Tuesday, May 1, 2012

Boot Print in Time

Commanding one of Cortez' legions,  Captain Cisaro Longario never dreamed he would experience other worlds ... in the future.

A Novella by Kevin Schmitt

 “Maldicion,” the horseman groaned as his right boot cleared the hind quarters of his battle weary mount.

 Pulled muscles were rare in the nether regions of a cavalryman, but this particular warrior had been reaching too far with his sword. Primarily because the enemy heads were too close to the ground. The young man yanked off his helmet, which along with his stained riding boots were the only belongings that identified him as a Conquistador, albeit a torn and battered one.
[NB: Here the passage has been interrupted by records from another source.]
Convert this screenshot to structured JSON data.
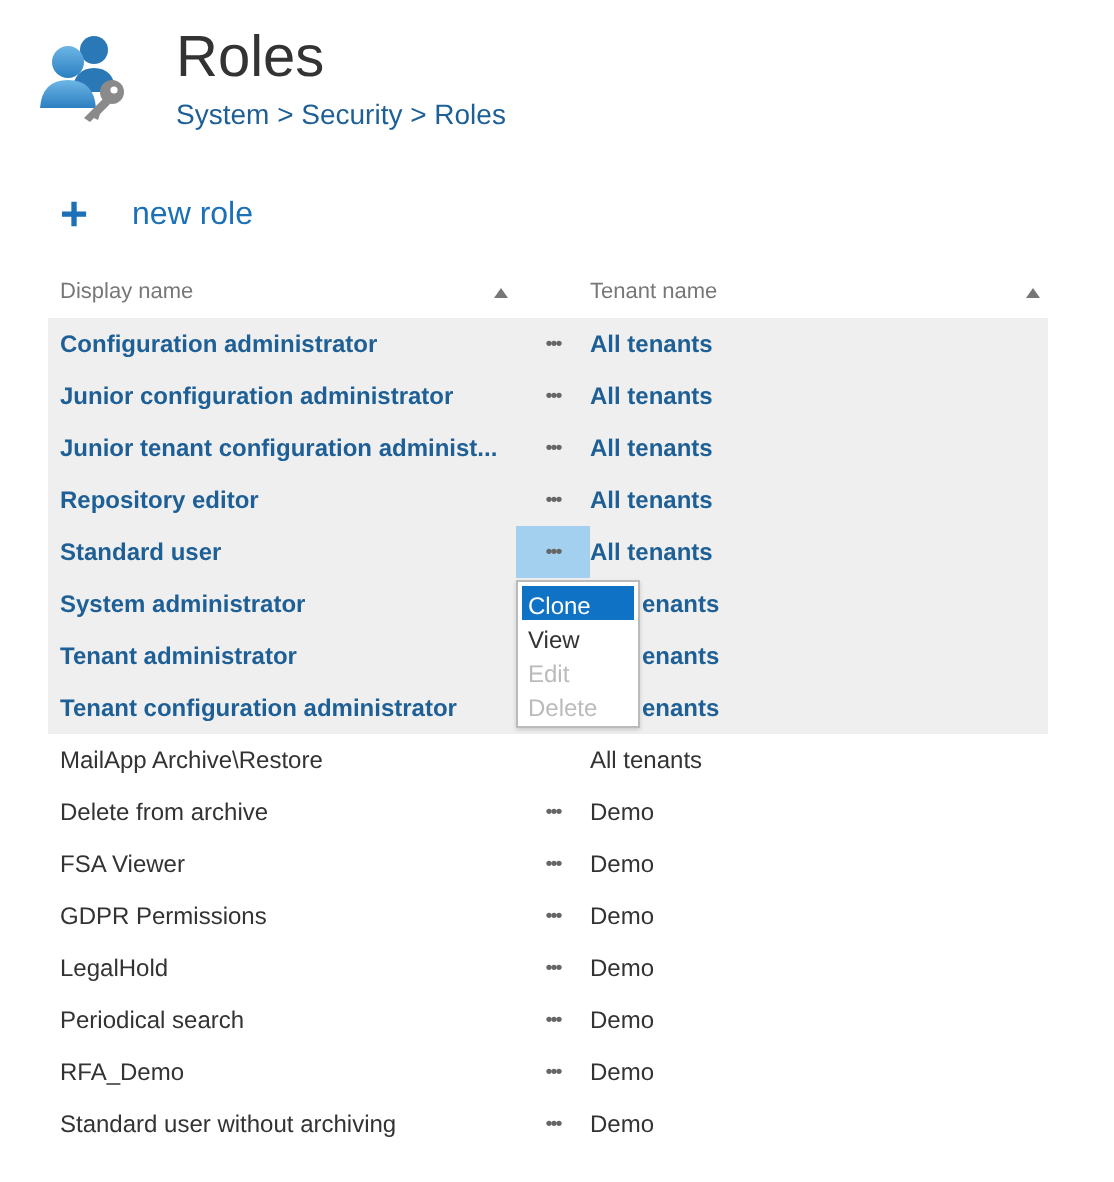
{
  "header": {
    "title": "Roles",
    "breadcrumb": "System > Security > Roles"
  },
  "new_button": {
    "icon": "+",
    "label": "new role"
  },
  "table": {
    "columns": [
      {
        "label": "Display name",
        "sorted": true
      },
      {
        "label": "Tenant name",
        "sorted": true
      }
    ],
    "rows": [
      {
        "kind": "builtin",
        "name": "Configuration administrator",
        "actions": "•••",
        "tenant": "All tenants",
        "menu_open": false
      },
      {
        "kind": "builtin",
        "name": "Junior configuration administrator",
        "actions": "•••",
        "tenant": "All tenants",
        "menu_open": false
      },
      {
        "kind": "builtin",
        "name": "Junior tenant configuration administ...",
        "actions": "•••",
        "tenant": "All tenants",
        "menu_open": false
      },
      {
        "kind": "builtin",
        "name": "Repository editor",
        "actions": "•••",
        "tenant": "All tenants",
        "menu_open": false
      },
      {
        "kind": "builtin",
        "name": "Standard user",
        "actions": "•••",
        "tenant": "All tenants",
        "menu_open": true
      },
      {
        "kind": "builtin",
        "name": "System administrator",
        "tenant": "enants",
        "menu_open": false
      },
      {
        "kind": "builtin",
        "name": "Tenant administrator",
        "tenant": "enants",
        "menu_open": false
      },
      {
        "kind": "builtin",
        "name": "Tenant configuration administrator",
        "tenant": "enants",
        "menu_open": false
      },
      {
        "kind": "custom",
        "name": "MailApp Archive\\Restore",
        "tenant": "All tenants",
        "menu_open": false
      },
      {
        "kind": "custom",
        "name": "Delete from archive",
        "actions": "•••",
        "tenant": "Demo",
        "menu_open": false
      },
      {
        "kind": "custom",
        "name": "FSA Viewer",
        "actions": "•••",
        "tenant": "Demo",
        "menu_open": false
      },
      {
        "kind": "custom",
        "name": "GDPR Permissions",
        "actions": "•••",
        "tenant": "Demo",
        "menu_open": false
      },
      {
        "kind": "custom",
        "name": "LegalHold",
        "actions": "•••",
        "tenant": "Demo",
        "menu_open": false
      },
      {
        "kind": "custom",
        "name": "Periodical search",
        "actions": "•••",
        "tenant": "Demo",
        "menu_open": false
      },
      {
        "kind": "custom",
        "name": "RFA_Demo",
        "actions": "•••",
        "tenant": "Demo",
        "menu_open": false
      },
      {
        "kind": "custom",
        "name": "Standard user without archiving",
        "actions": "•••",
        "tenant": "Demo",
        "menu_open": false
      }
    ]
  },
  "context_menu": {
    "items": [
      {
        "label": "Clone",
        "selected": true,
        "disabled": false
      },
      {
        "label": "View",
        "selected": false,
        "disabled": false
      },
      {
        "label": "Edit",
        "selected": false,
        "disabled": true
      },
      {
        "label": "Delete",
        "selected": false,
        "disabled": true
      }
    ]
  }
}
 His clothing was made up of dense quilted cotton, courtesy of the people he had been fighting. The material was called lchcahuipilli, and while it was inferior to steel plate armor, it could turn away most obsidian swords or atlatl darts. It was lighter and cooler than chain maille and didn’t rub against the flesh. It also didn’t rust, not that the young nobleman would have to concern himself with that little problem. A gentleman need only keep his beard trimmed and his cock out of reach of any pox infested whores, and as of late, that had been fairly easy to do.

The gore covered Spaniard took a swig f cheap wine from a goat skin then wordlessly nodded to the servant who was never out of calling distance, regardless of the circumstances.
 “Jefa---I am wondering---do you think there are cities in hell?” queried the servant as he slung the goat bag over his chest and shoulder.

 Captain Cisaro Longoria gazed up at the red haze that haloed the nearest wall of the Aztec metropolis. It came from a thousand fires that would illuminate the city until dawn.

 “Oh yes. But that need not concern you my old friend. The Devil would never allow you in. Your farts would be worse than any brimstone smell. Not to mention the rest of you.”

 Old Pedro Gonzales smiled at the joke; anything to divert his attention from the sounds of women shrieking in the distance. Gonzales had long served Cisaro’s father, and in those days he had learned that a city is not simply taken, it is raped, looted and brought down to its lowest possible level of humanity. The Spaniards were taking little joy in that. Their leader, Hernan Cortes had spent the last year recruiting native warriors from the outer regions, and those men were teaching the Spaniards the real meaning of total warfare.

Continue with the following word document:

1 comment: